Roach and McNally had lived together in a yurt throughout a three-year retreat he had promoted from 1999, but they claimed they were celibate and kept the marriage secret from others.
But, as the New York Post reported, his version of celibacy was also questionable.
'We are not allowed to have sex, but in yoga there are practices that involve joining with a partner,' he said.
'They are secret, and you are not allowed to disclose them. You might think of them as sex, but their purpose is to move inner energy. It takes very strict training.'
Together, the couple wrote books and presented lectures around the world.
When the marriage came to light, Roach said he and his wife came from Christian backgrounds so they wanted to carry out a Christian partnership, as well as a Buddhist one.
He added that he wanted her to be able to legally claim his possessions if he passed away.
But the union garnered derision from Buddhist scholar Robert Thurman, father of actress Uma Thurman, who said he should renounce his monastic vows - but Roach refused.
The Dalai Lama's office called it 'unconventional behavior' and refused to see him when he traveled to India with his students in 2006.
But in 2009, McNally left Roach for Thorson, a young student who had once served as their attendant. After, Roach was seen dancing in Manhattan clubs with Russian models.
He said of the break up: 'You should see your partner as an angel who came to teach you. I look at Christie that way - the education is finished and now she is teaching a new person. If you try to see it that way, it helps your heart to hurt less.'
Her union with Thorson seemed far from simple. In a lecture before they fled, she admitted he had become violent and she had stabbed him.
She used a knife the couple had been given as a wedding present, but later claimed she was practicing martial arts and it went wrong. He suffered three stab wounds to the chest.
In a letter written after they left the retreat, she wrote: 'Of course it was an accident! I would never do harm to anyone’s body on purpose, least of all my holy husband, who I adore.'

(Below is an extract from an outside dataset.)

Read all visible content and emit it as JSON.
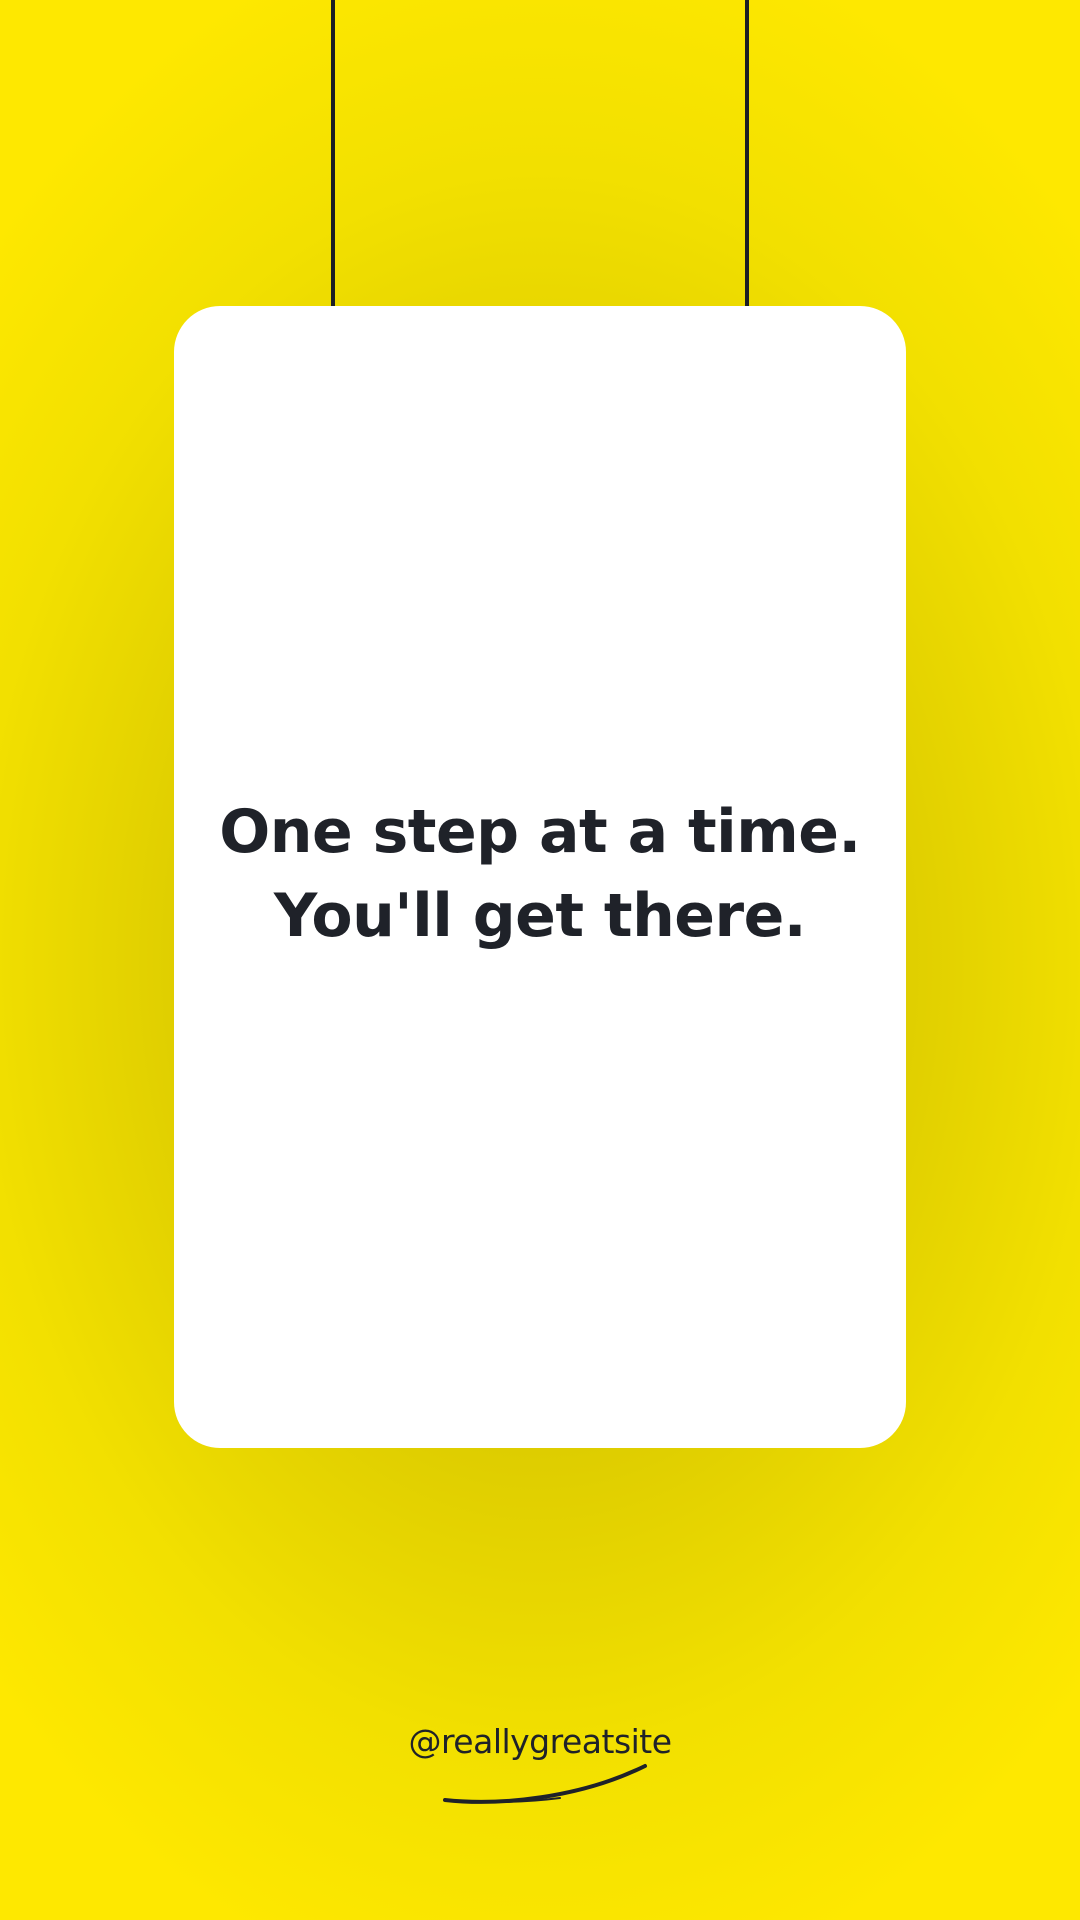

She explained: 'We were simply fooling around, like children playing with their father’s samurai sword, unaware that eventually someone is bound to get hurt.'
After the incident, they were given five days to leave, but they left immediately.
In her letter, McNally said they were not ready to re-enter the world so were going camping on land next to the retreat 'to get our thoughts settled'.
When members of the retreat searched for them, they hid in a cave. The people also left water for them, knowing they were around, but the couple fell ill and could not retrieve it, authorities said.
On April 22 at 6 a.m. - six weeks after they left the retreat - McNally sent a distress signal to Diamond Mountain from a transmitter she had been carrying.
When caretakers could not find the couple, they called 911.
A search-and-rescue team from the Cochise County Sheriff’s Office found Thorson had died from dehydration and exposure, and his wife was weak and delerious.
Three of Diamond Mountain’s caretakers set out to look for her and Mr. Thorson, but could not find them. Around 8 a.m., the caretakers called 911.
The retreat will end on April 3, 2014. Of its original 39 participants, 34 remain.